Sure, there have been other simulations of what large meteors might do when they enter the atmosphere. But this is an unusual case where the simulation followed the actual, well-documented event, which is extremely valuable to the modelers for testing the simulation. It's just one example of how the Chelyabinsk meteor, in an instant, changed a field of science from one that was largely speculative to one that was very real.
Russian Meteor: How Many Tiny Asteroids Buzz Earth?
"This is the first asteroid disaster in the history of mankind," remarked Clark Chapman of the Southwest Research Institute, who spoke at the meeting of the American Geophysical Union this week.

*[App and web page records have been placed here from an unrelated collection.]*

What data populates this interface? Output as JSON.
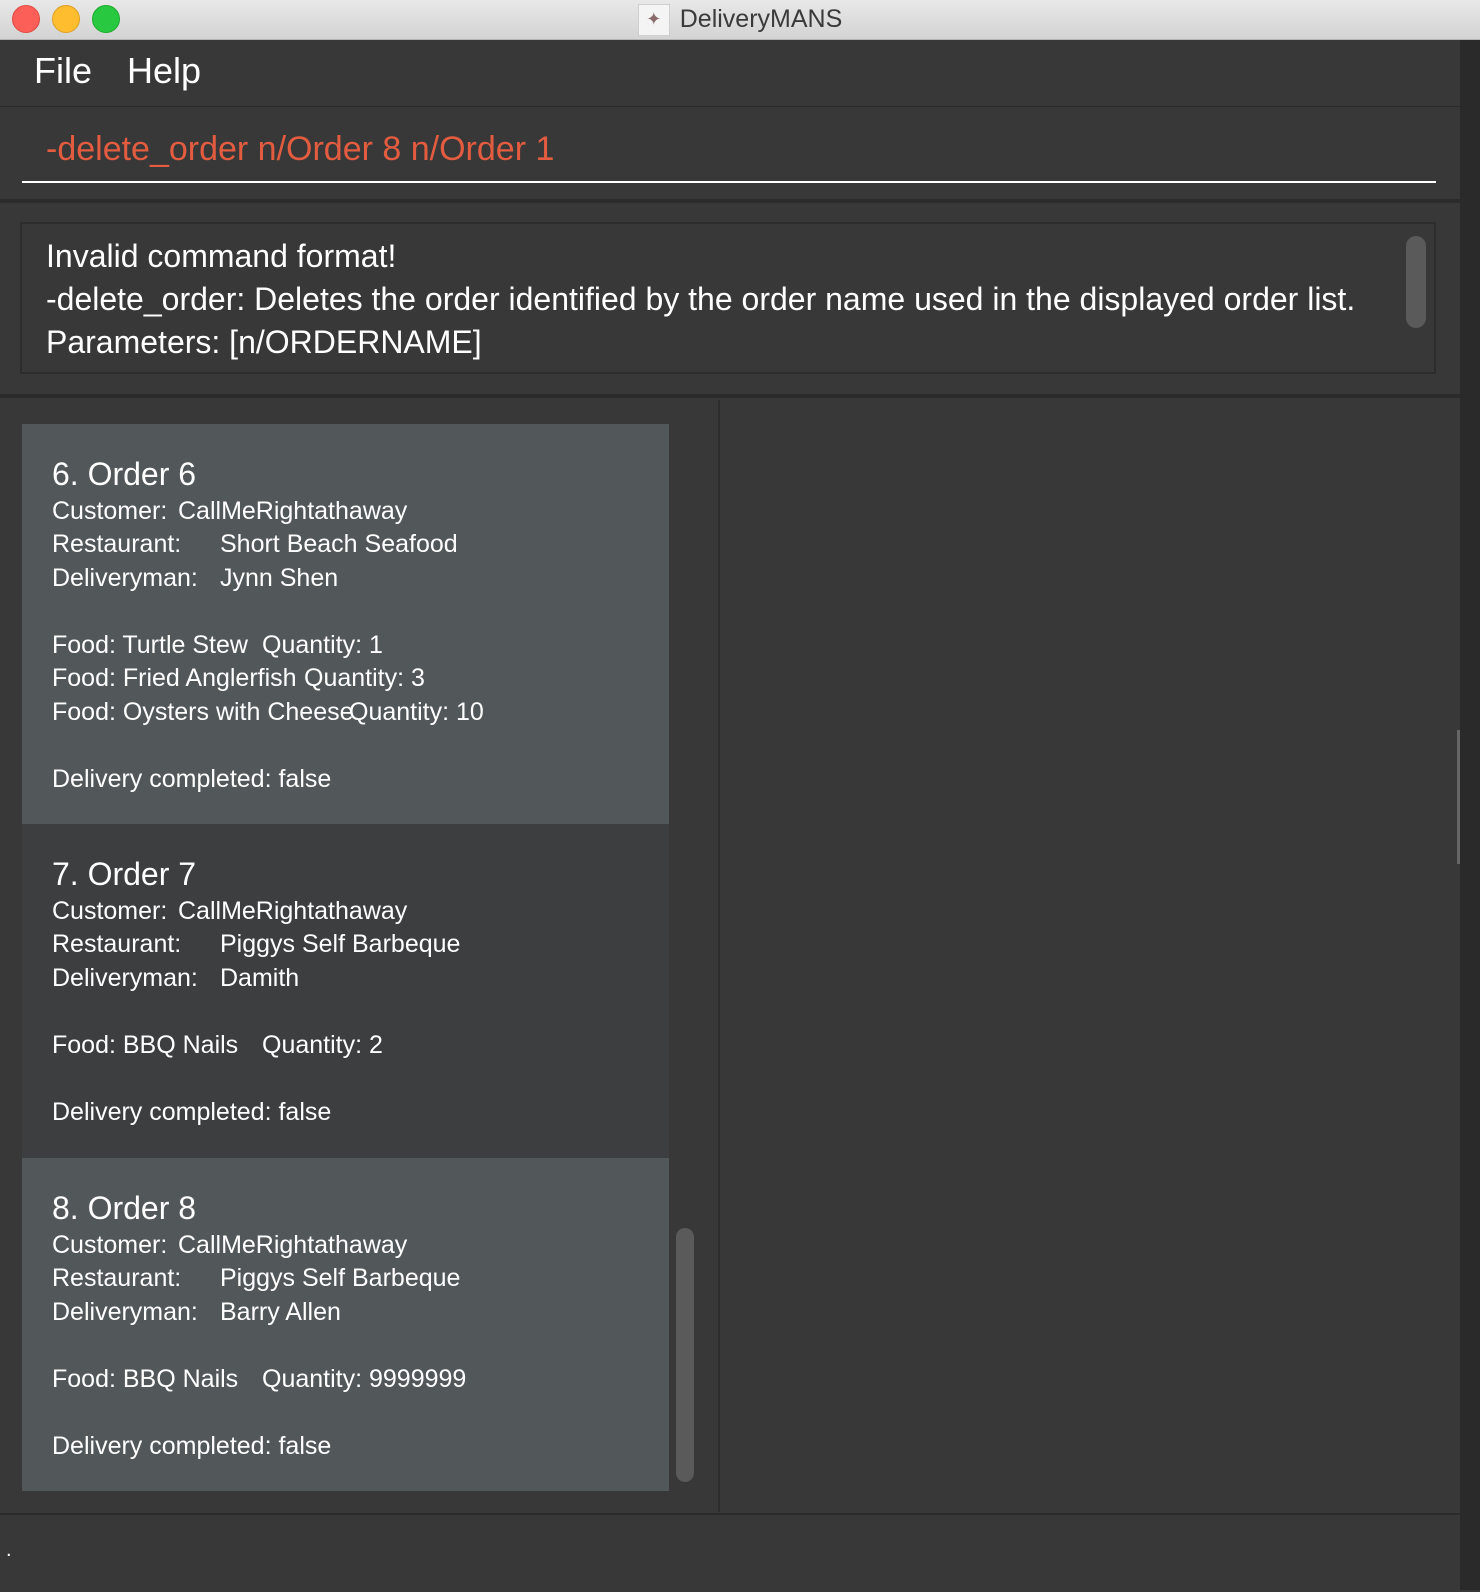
{
  "window": {
    "title": "DeliveryMANS",
    "app_icon": "app-logo-icon"
  },
  "menu": {
    "file": "File",
    "help": "Help"
  },
  "command": {
    "value": "-delete_order n/Order 8 n/Order 1",
    "text_color": "#e35c40"
  },
  "result": {
    "line1": "Invalid command format!",
    "line2": "-delete_order: Deletes the order identified by the order name used in the displayed order list.",
    "line3": "Parameters: [n/ORDERNAME]"
  },
  "labels": {
    "customer": "Customer:",
    "restaurant": "Restaurant:",
    "deliveryman": "Deliveryman:"
  },
  "orders": [
    {
      "title": "6.  Order 6",
      "customer": "CallMeRightathaway",
      "restaurant": "Short Beach Seafood",
      "deliveryman": "Jynn Shen",
      "foods": [
        {
          "food": "Food: Turtle Stew",
          "quantity": "Quantity: 1"
        },
        {
          "food": "Food: Fried Anglerfish",
          "quantity": "Quantity: 3"
        },
        {
          "food": "Food: Oysters with Cheese",
          "quantity": "Quantity: 10"
        }
      ],
      "delivery": "Delivery completed: false"
    },
    {
      "title": "7.  Order 7",
      "customer": "CallMeRightathaway",
      "restaurant": "Piggys Self Barbeque",
      "deliveryman": "Damith",
      "foods": [
        {
          "food": "Food: BBQ Nails",
          "quantity": "Quantity: 2"
        }
      ],
      "delivery": "Delivery completed: false"
    },
    {
      "title": "8.  Order 8",
      "customer": "CallMeRightathaway",
      "restaurant": "Piggys Self Barbeque",
      "deliveryman": "Barry Allen",
      "foods": [
        {
          "food": "Food: BBQ Nails",
          "quantity": "Quantity: 9999999"
        }
      ],
      "delivery": "Delivery completed: false"
    }
  ],
  "status": {
    "text": "."
  }
}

And although it was a small disaster compared to a hurricane or an earthquake, it still is something we need to learn from to help minimize hazards to life and property, he said. "If we do that we will be in a better position to respond to them."
More on the Russian meteor:
Russian Meteor's Two Scary Lessons GIANT Meteor Hits Russia (Video)
Russian Meteor: Small Asteroid Impacts More Likely Images: Top: Eyewitness photograph of the meteor trail over Chelyabinsk on Feb. 15 (Credit: Chelyabinsk.ru). Inset: A short animation demonstrating a cross-section of the "double tail" of the Russian meteor (Credit: Sandia National Laboratories).